Pictures excluded, output exactly the lines from the one containing "Serialize everything readable" through the last line of the listing below.

──────────────────────────────

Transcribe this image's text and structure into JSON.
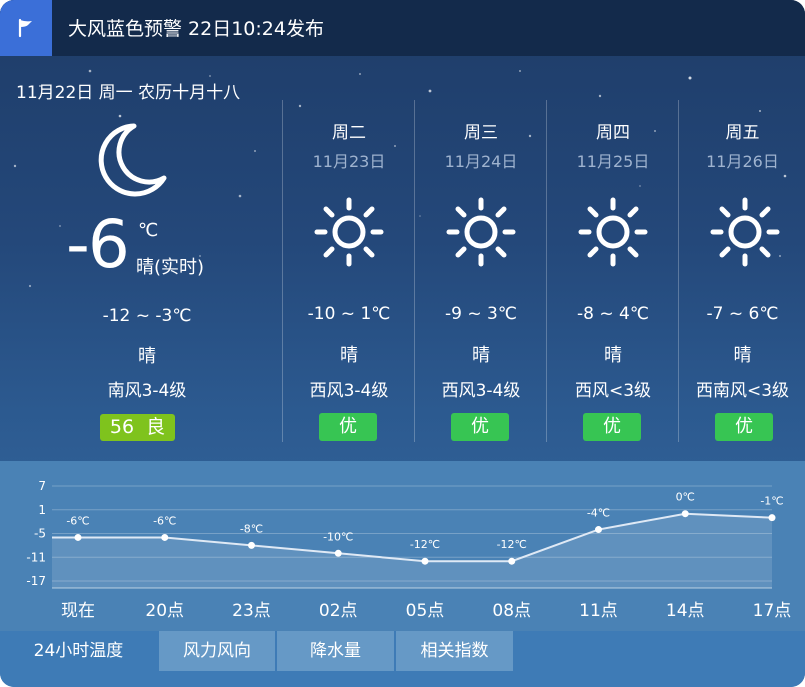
{
  "alert": {
    "icon": "flag-icon",
    "text": "大风蓝色预警 22日10:24发布"
  },
  "date_line": "11月22日 周一 农历十月十八",
  "today": {
    "icon": "moon-icon",
    "temp": "-6",
    "unit": "℃",
    "condition": "晴(实时)",
    "range": "-12 ~ -3℃",
    "weather": "晴",
    "wind": "南风3-4级",
    "aqi": "56  良",
    "aqi_color": "#7fc31d"
  },
  "forecast": [
    {
      "day": "周二",
      "date": "11月23日",
      "icon": "sun-icon",
      "range": "-10 ~ 1℃",
      "weather": "晴",
      "wind": "西风3-4级",
      "aq": "优"
    },
    {
      "day": "周三",
      "date": "11月24日",
      "icon": "sun-icon",
      "range": "-9 ~ 3℃",
      "weather": "晴",
      "wind": "西风3-4级",
      "aq": "优"
    },
    {
      "day": "周四",
      "date": "11月25日",
      "icon": "sun-icon",
      "range": "-8 ~ 4℃",
      "weather": "晴",
      "wind": "西风<3级",
      "aq": "优"
    },
    {
      "day": "周五",
      "date": "11月26日",
      "icon": "sun-icon",
      "range": "-7 ~ 6℃",
      "weather": "晴",
      "wind": "西南风<3级",
      "aq": "优"
    }
  ],
  "good_color": "#37c553",
  "chart_data": {
    "type": "area",
    "categories": [
      "现在",
      "20点",
      "23点",
      "02点",
      "05点",
      "08点",
      "11点",
      "14点",
      "17点"
    ],
    "values": [
      -6,
      -6,
      -8,
      -10,
      -12,
      -12,
      -4,
      0,
      -1
    ],
    "labels": [
      "-6℃",
      "-6℃",
      "-8℃",
      "-10℃",
      "-12℃",
      "-12℃",
      "-4℃",
      "0℃",
      "-1℃"
    ],
    "yticks": [
      "7",
      "1",
      "-5",
      "-11",
      "-17"
    ],
    "ylim": [
      -17,
      7
    ],
    "grid": true
  },
  "tabs": [
    {
      "label": "24小时温度",
      "active": true
    },
    {
      "label": "风力风向",
      "active": false
    },
    {
      "label": "降水量",
      "active": false
    },
    {
      "label": "相关指数",
      "active": false
    }
  ]
}
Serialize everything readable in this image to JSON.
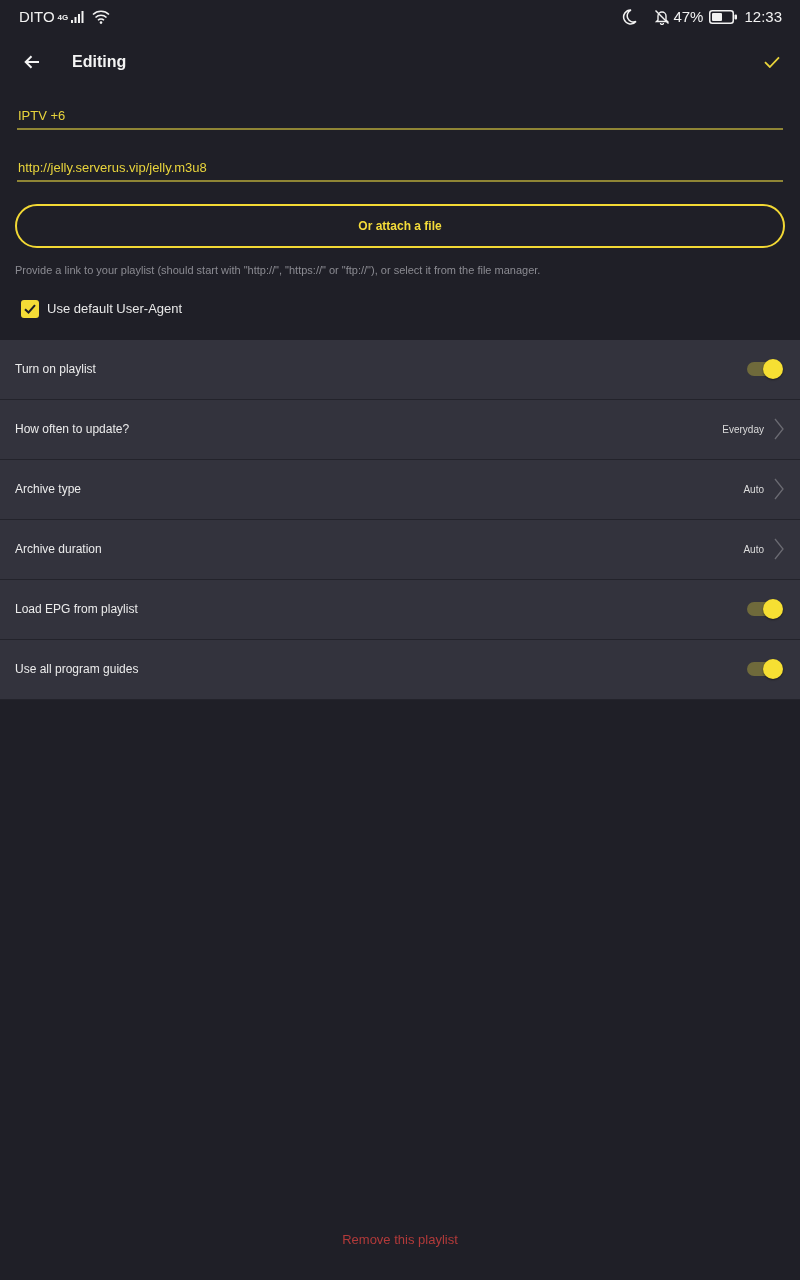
{
  "status_bar": {
    "carrier": "DITO",
    "network": "4G",
    "battery": "47%",
    "time": "12:33"
  },
  "toolbar": {
    "title": "Editing"
  },
  "form": {
    "name_field": {
      "value": "IPTV +6"
    },
    "url_field": {
      "value": "http://jelly.serverus.vip/jelly.m3u8"
    },
    "attach_button": "Or attach a file",
    "hint": "Provide a link to your playlist (should start with \"http://\", \"https://\" or \"ftp://\"), or select it from the file manager.",
    "user_agent": {
      "label": "Use default User-Agent",
      "checked": true
    }
  },
  "settings": [
    {
      "kind": "toggle",
      "label": "Turn on playlist",
      "on": true
    },
    {
      "kind": "choice",
      "label": "How often to update?",
      "value": "Everyday"
    },
    {
      "kind": "choice",
      "label": "Archive type",
      "value": "Auto"
    },
    {
      "kind": "choice",
      "label": "Archive duration",
      "value": "Auto"
    },
    {
      "kind": "toggle",
      "label": "Load EPG from playlist",
      "on": true
    },
    {
      "kind": "toggle",
      "label": "Use all program guides",
      "on": true
    }
  ],
  "remove_link": "Remove this playlist"
}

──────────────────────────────

# WRITTEN RESPONSE:
Serialize everything readable in this image to JSON.
{
  "status_bar": {
    "carrier": "DITO",
    "network": "4G",
    "battery": "47%",
    "time": "12:33"
  },
  "toolbar": {
    "title": "Editing"
  },
  "form": {
    "name_field": {
      "value": "IPTV +6"
    },
    "url_field": {
      "value": "http://jelly.serverus.vip/jelly.m3u8"
    },
    "attach_button": "Or attach a file",
    "hint": "Provide a link to your playlist (should start with \"http://\", \"https://\" or \"ftp://\"), or select it from the file manager.",
    "user_agent": {
      "label": "Use default User-Agent",
      "checked": true
    }
  },
  "settings": [
    {
      "kind": "toggle",
      "label": "Turn on playlist",
      "on": true
    },
    {
      "kind": "choice",
      "label": "How often to update?",
      "value": "Everyday"
    },
    {
      "kind": "choice",
      "label": "Archive type",
      "value": "Auto"
    },
    {
      "kind": "choice",
      "label": "Archive duration",
      "value": "Auto"
    },
    {
      "kind": "toggle",
      "label": "Load EPG from playlist",
      "on": true
    },
    {
      "kind": "toggle",
      "label": "Use all program guides",
      "on": true
    }
  ],
  "remove_link": "Remove this playlist"
}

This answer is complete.